__Exercise aim__
All records that follow are to be restated exactly.

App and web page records
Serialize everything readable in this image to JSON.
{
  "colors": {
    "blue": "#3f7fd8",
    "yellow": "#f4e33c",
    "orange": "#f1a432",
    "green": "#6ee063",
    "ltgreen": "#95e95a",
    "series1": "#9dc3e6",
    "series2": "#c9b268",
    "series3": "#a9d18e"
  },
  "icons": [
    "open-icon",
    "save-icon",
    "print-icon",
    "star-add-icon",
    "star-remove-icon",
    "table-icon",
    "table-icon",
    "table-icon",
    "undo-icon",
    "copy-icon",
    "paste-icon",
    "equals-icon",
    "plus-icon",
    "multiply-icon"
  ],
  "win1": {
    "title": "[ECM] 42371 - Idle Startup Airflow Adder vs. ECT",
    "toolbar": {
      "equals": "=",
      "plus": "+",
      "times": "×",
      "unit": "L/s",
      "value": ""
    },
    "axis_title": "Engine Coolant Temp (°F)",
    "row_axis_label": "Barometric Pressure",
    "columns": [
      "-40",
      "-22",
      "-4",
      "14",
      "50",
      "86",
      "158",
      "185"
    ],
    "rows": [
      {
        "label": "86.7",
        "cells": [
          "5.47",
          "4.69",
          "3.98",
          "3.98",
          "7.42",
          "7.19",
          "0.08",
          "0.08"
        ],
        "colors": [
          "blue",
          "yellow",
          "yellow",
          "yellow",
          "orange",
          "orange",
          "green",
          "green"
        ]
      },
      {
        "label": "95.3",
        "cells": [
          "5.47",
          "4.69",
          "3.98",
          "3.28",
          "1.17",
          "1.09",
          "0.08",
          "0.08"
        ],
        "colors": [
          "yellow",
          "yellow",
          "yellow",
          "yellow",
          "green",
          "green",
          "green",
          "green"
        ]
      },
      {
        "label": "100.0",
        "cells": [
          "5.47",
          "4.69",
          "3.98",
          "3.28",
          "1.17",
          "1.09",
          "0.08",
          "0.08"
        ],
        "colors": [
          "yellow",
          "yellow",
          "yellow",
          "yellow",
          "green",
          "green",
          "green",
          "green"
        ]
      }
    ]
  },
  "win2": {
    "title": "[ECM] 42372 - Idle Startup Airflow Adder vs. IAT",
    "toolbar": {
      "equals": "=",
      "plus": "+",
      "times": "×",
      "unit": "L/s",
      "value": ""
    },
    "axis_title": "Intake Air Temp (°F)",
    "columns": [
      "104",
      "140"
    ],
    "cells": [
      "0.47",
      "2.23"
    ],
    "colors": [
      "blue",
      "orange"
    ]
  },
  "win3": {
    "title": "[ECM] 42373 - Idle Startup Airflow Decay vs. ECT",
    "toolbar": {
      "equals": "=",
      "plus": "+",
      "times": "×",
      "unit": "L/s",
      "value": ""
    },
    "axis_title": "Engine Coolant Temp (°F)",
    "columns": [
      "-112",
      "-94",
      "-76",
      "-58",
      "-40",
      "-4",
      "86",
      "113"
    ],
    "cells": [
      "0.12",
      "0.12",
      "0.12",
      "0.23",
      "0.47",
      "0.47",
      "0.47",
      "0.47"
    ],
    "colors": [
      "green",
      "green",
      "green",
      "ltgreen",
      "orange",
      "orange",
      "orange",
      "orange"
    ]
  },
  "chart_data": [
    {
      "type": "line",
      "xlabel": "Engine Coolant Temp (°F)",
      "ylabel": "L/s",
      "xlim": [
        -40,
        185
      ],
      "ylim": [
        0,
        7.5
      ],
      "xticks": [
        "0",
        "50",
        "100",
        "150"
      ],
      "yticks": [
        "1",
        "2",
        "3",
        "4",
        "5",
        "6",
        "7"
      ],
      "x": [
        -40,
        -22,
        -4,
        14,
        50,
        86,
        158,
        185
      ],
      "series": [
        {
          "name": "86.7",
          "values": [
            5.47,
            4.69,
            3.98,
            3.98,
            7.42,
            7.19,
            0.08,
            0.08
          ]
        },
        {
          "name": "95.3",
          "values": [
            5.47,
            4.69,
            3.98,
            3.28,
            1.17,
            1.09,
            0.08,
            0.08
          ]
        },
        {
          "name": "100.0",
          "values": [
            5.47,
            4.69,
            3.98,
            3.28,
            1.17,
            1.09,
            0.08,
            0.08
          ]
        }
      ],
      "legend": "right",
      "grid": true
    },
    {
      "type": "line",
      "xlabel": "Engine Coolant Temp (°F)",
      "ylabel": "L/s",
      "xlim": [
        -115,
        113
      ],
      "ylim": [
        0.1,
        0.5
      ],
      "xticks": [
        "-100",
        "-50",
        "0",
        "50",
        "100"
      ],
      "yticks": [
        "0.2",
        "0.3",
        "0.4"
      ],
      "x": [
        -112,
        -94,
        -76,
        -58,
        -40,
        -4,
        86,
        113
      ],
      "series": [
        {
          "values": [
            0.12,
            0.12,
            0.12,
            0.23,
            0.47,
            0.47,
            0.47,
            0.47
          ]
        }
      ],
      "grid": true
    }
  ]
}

__Expected output__
Serialize everything readable in this image to JSON.
{
  "colors": {
    "blue": "#3f7fd8",
    "yellow": "#f4e33c",
    "orange": "#f1a432",
    "green": "#6ee063",
    "ltgreen": "#95e95a",
    "series1": "#9dc3e6",
    "series2": "#c9b268",
    "series3": "#a9d18e"
  },
  "icons": [
    "open-icon",
    "save-icon",
    "print-icon",
    "star-add-icon",
    "star-remove-icon",
    "table-icon",
    "table-icon",
    "table-icon",
    "undo-icon",
    "copy-icon",
    "paste-icon",
    "equals-icon",
    "plus-icon",
    "multiply-icon"
  ],
  "win1": {
    "title": "[ECM] 42371 - Idle Startup Airflow Adder vs. ECT",
    "toolbar": {
      "equals": "=",
      "plus": "+",
      "times": "×",
      "unit": "L/s",
      "value": ""
    },
    "axis_title": "Engine Coolant Temp (°F)",
    "row_axis_label": "Barometric Pressure",
    "columns": [
      "-40",
      "-22",
      "-4",
      "14",
      "50",
      "86",
      "158",
      "185"
    ],
    "rows": [
      {
        "label": "86.7",
        "cells": [
          "5.47",
          "4.69",
          "3.98",
          "3.98",
          "7.42",
          "7.19",
          "0.08",
          "0.08"
        ],
        "colors": [
          "blue",
          "yellow",
          "yellow",
          "yellow",
          "orange",
          "orange",
          "green",
          "green"
        ]
      },
      {
        "label": "95.3",
        "cells": [
          "5.47",
          "4.69",
          "3.98",
          "3.28",
          "1.17",
          "1.09",
          "0.08",
          "0.08"
        ],
        "colors": [
          "yellow",
          "yellow",
          "yellow",
          "yellow",
          "green",
          "green",
          "green",
          "green"
        ]
      },
      {
        "label": "100.0",
        "cells": [
          "5.47",
          "4.69",
          "3.98",
          "3.28",
          "1.17",
          "1.09",
          "0.08",
          "0.08"
        ],
        "colors": [
          "yellow",
          "yellow",
          "yellow",
          "yellow",
          "green",
          "green",
          "green",
          "green"
        ]
      }
    ]
  },
  "win2": {
    "title": "[ECM] 42372 - Idle Startup Airflow Adder vs. IAT",
    "toolbar": {
      "equals": "=",
      "plus": "+",
      "times": "×",
      "unit": "L/s",
      "value": ""
    },
    "axis_title": "Intake Air Temp (°F)",
    "columns": [
      "104",
      "140"
    ],
    "cells": [
      "0.47",
      "2.23"
    ],
    "colors": [
      "blue",
      "orange"
    ]
  },
  "win3": {
    "title": "[ECM] 42373 - Idle Startup Airflow Decay vs. ECT",
    "toolbar": {
      "equals": "=",
      "plus": "+",
      "times": "×",
      "unit": "L/s",
      "value": ""
    },
    "axis_title": "Engine Coolant Temp (°F)",
    "columns": [
      "-112",
      "-94",
      "-76",
      "-58",
      "-40",
      "-4",
      "86",
      "113"
    ],
    "cells": [
      "0.12",
      "0.12",
      "0.12",
      "0.23",
      "0.47",
      "0.47",
      "0.47",
      "0.47"
    ],
    "colors": [
      "green",
      "green",
      "green",
      "ltgreen",
      "orange",
      "orange",
      "orange",
      "orange"
    ]
  },
  "chart_data": [
    {
      "type": "line",
      "xlabel": "Engine Coolant Temp (°F)",
      "ylabel": "L/s",
      "xlim": [
        -40,
        185
      ],
      "ylim": [
        0,
        7.5
      ],
      "xticks": [
        "0",
        "50",
        "100",
        "150"
      ],
      "yticks": [
        "1",
        "2",
        "3",
        "4",
        "5",
        "6",
        "7"
      ],
      "x": [
        -40,
        -22,
        -4,
        14,
        50,
        86,
        158,
        185
      ],
      "series": [
        {
          "name": "86.7",
          "values": [
            5.47,
            4.69,
            3.98,
            3.98,
            7.42,
            7.19,
            0.08,
            0.08
          ]
        },
        {
          "name": "95.3",
          "values": [
            5.47,
            4.69,
            3.98,
            3.28,
            1.17,
            1.09,
            0.08,
            0.08
          ]
        },
        {
          "name": "100.0",
          "values": [
            5.47,
            4.69,
            3.98,
            3.28,
            1.17,
            1.09,
            0.08,
            0.08
          ]
        }
      ],
      "legend": "right",
      "grid": true
    },
    {
      "type": "line",
      "xlabel": "Engine Coolant Temp (°F)",
      "ylabel": "L/s",
      "xlim": [
        -115,
        113
      ],
      "ylim": [
        0.1,
        0.5
      ],
      "xticks": [
        "-100",
        "-50",
        "0",
        "50",
        "100"
      ],
      "yticks": [
        "0.2",
        "0.3",
        "0.4"
      ],
      "x": [
        -112,
        -94,
        -76,
        -58,
        -40,
        -4,
        86,
        113
      ],
      "series": [
        {
          "values": [
            0.12,
            0.12,
            0.12,
            0.23,
            0.47,
            0.47,
            0.47,
            0.47
          ]
        }
      ],
      "grid": true
    }
  ]
}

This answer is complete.